Data about app and page elements:
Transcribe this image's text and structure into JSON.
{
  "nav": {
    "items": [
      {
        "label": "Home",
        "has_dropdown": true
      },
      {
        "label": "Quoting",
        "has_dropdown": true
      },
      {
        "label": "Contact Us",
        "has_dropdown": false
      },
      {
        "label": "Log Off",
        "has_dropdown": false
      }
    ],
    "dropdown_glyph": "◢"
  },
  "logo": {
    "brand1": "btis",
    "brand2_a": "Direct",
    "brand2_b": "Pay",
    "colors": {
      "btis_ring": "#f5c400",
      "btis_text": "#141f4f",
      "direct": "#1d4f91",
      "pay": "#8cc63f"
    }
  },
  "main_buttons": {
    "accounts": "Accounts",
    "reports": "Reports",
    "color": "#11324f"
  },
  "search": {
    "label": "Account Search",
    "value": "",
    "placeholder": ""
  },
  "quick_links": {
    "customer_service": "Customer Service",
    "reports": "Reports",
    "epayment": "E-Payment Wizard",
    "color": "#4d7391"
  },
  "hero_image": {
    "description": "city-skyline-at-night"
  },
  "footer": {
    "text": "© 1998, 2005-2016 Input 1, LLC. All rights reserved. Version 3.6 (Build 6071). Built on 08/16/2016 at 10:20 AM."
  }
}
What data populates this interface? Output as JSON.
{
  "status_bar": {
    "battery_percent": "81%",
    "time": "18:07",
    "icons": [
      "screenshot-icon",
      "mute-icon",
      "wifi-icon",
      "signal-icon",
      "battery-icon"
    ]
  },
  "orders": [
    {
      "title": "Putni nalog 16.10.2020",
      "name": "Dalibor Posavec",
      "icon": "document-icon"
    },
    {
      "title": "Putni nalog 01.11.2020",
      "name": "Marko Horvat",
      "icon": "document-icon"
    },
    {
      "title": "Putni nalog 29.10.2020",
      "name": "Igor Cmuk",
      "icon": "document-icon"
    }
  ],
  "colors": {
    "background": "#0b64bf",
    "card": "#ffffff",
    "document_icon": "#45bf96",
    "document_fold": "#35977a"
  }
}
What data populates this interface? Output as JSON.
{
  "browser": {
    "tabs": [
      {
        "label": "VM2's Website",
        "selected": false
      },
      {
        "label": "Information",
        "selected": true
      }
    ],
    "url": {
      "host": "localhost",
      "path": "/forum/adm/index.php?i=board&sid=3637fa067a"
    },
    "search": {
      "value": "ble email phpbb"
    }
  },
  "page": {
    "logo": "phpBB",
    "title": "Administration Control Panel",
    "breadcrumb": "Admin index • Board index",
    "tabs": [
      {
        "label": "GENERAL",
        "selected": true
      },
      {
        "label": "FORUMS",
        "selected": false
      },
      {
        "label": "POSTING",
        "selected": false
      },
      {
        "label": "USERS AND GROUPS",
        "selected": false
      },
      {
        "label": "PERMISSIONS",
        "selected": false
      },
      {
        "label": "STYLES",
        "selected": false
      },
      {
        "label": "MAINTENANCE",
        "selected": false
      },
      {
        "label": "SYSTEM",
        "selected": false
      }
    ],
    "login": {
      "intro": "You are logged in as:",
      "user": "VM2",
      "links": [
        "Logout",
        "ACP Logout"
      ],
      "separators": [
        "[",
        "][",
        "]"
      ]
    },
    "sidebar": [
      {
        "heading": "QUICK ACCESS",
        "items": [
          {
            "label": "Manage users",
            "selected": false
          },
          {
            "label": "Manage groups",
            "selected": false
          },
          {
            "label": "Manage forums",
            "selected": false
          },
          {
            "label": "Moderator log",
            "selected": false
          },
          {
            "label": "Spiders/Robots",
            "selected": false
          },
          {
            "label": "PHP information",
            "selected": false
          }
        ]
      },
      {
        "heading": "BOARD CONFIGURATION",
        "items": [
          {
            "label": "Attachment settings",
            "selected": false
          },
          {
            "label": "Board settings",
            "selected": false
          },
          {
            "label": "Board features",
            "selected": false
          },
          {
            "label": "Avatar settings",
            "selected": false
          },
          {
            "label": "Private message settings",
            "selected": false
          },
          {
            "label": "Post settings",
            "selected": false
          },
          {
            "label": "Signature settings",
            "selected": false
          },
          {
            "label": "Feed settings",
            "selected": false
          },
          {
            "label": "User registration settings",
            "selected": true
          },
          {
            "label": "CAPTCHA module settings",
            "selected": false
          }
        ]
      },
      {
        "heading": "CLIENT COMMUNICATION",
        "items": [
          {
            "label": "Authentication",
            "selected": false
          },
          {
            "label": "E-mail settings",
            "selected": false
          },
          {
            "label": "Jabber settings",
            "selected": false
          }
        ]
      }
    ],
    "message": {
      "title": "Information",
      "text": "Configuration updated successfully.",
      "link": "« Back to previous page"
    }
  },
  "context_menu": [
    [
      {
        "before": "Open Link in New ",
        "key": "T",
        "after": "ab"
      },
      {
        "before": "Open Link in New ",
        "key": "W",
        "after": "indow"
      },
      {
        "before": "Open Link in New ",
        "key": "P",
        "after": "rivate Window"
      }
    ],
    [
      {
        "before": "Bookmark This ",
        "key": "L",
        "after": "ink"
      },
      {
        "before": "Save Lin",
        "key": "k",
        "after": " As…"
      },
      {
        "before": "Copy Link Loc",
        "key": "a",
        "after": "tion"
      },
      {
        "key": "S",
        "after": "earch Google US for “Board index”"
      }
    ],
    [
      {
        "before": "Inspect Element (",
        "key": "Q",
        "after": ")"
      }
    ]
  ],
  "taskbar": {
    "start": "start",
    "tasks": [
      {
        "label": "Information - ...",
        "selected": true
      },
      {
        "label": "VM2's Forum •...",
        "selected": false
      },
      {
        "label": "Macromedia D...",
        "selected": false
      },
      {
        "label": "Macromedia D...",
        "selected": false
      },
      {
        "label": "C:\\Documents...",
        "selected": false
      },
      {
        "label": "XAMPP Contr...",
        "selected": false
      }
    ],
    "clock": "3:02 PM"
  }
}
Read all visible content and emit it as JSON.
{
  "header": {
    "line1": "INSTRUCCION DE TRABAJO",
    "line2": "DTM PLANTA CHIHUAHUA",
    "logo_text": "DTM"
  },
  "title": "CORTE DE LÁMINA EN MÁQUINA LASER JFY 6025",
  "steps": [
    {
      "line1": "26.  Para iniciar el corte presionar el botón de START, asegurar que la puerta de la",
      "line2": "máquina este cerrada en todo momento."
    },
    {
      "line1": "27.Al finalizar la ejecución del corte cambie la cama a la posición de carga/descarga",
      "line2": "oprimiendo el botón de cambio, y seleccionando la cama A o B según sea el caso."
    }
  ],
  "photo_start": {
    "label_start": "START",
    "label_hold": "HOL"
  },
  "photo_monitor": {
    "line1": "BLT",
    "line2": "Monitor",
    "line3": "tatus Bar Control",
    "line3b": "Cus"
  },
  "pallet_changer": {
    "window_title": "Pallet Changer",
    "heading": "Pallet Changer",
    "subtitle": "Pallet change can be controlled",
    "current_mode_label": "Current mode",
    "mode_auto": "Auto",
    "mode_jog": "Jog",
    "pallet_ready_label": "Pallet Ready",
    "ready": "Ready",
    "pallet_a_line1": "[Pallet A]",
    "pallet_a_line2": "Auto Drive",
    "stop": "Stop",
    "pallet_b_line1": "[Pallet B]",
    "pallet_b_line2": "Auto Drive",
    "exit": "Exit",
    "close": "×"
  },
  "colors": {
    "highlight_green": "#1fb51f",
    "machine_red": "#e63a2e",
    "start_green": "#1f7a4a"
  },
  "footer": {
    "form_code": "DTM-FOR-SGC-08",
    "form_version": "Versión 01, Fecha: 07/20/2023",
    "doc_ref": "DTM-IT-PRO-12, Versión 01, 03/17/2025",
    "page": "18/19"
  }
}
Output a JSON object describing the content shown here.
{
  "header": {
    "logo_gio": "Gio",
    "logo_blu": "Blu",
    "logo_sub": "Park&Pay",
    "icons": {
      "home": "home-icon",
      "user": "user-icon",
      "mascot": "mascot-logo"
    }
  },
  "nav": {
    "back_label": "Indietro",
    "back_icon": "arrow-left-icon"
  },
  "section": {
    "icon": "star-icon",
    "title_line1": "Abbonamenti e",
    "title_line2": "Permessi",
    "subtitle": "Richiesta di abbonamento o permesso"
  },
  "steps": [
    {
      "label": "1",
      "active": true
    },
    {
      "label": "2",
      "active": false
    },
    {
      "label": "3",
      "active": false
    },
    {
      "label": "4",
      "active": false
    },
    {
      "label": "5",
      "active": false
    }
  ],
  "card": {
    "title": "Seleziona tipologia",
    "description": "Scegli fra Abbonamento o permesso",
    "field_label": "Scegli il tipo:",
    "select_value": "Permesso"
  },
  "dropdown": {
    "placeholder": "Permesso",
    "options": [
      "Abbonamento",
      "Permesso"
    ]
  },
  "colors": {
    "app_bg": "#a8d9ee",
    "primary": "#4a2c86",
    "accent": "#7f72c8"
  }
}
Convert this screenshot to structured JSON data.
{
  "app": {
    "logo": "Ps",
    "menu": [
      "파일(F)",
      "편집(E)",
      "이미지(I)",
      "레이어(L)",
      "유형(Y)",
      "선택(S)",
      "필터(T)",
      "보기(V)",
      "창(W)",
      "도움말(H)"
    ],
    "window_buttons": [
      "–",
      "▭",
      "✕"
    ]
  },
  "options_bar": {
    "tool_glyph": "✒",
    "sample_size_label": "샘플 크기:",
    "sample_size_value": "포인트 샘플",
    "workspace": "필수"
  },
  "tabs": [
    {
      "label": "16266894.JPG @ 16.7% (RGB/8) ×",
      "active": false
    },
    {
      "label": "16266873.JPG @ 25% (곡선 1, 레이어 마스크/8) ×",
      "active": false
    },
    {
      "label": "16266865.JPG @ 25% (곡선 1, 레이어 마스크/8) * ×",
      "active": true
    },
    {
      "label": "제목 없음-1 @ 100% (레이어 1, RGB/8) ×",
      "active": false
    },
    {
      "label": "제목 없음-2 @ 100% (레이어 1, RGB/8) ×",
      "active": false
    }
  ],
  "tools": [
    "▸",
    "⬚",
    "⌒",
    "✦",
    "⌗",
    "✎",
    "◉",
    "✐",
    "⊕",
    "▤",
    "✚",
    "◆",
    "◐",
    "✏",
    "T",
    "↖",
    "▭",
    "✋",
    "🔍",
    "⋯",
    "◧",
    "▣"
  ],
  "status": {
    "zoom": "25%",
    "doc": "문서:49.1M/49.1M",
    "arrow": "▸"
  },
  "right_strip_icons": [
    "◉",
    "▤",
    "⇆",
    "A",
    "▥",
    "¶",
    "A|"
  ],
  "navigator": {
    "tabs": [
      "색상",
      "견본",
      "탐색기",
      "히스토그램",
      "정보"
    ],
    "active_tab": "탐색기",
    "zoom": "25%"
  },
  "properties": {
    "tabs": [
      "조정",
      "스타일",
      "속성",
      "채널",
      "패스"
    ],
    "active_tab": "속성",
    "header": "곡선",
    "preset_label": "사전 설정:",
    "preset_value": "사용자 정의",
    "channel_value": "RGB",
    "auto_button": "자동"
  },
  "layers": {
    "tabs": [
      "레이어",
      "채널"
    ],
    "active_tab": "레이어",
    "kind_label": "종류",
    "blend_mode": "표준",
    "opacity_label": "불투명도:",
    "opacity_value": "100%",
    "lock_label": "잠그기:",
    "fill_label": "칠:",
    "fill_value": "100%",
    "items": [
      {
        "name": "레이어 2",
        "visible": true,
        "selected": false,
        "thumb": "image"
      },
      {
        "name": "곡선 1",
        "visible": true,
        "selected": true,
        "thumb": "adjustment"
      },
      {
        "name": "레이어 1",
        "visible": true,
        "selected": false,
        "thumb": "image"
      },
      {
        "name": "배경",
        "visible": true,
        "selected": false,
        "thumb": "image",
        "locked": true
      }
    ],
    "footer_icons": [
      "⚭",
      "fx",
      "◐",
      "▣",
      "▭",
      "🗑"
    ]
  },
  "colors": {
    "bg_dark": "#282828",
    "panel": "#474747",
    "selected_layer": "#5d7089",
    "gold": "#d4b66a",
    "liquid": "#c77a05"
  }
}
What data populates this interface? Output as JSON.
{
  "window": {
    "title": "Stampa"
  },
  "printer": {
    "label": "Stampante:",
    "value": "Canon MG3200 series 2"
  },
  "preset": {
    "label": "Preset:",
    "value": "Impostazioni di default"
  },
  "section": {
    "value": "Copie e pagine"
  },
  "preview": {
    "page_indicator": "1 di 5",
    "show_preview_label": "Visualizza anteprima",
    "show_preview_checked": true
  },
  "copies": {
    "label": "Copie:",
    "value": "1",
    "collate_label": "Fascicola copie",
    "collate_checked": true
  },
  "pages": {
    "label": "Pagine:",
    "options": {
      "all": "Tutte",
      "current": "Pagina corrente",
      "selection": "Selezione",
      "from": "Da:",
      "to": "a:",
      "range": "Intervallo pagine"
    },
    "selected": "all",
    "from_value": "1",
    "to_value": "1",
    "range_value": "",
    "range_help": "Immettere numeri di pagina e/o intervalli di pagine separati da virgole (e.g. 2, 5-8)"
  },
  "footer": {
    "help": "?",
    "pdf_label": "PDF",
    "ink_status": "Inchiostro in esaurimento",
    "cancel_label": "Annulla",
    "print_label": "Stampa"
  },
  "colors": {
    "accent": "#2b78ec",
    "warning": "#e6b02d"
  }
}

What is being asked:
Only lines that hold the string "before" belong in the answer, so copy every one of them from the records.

Completed exercise:
        "before": "Open Link in New ",
        "before": "Open Link in New ",
        "before": "Open Link in New ",
        "before": "Bookmark This ",
        "before": "Save Lin",
        "before": "Copy Link Loc",
        "before": "Inspect Element (",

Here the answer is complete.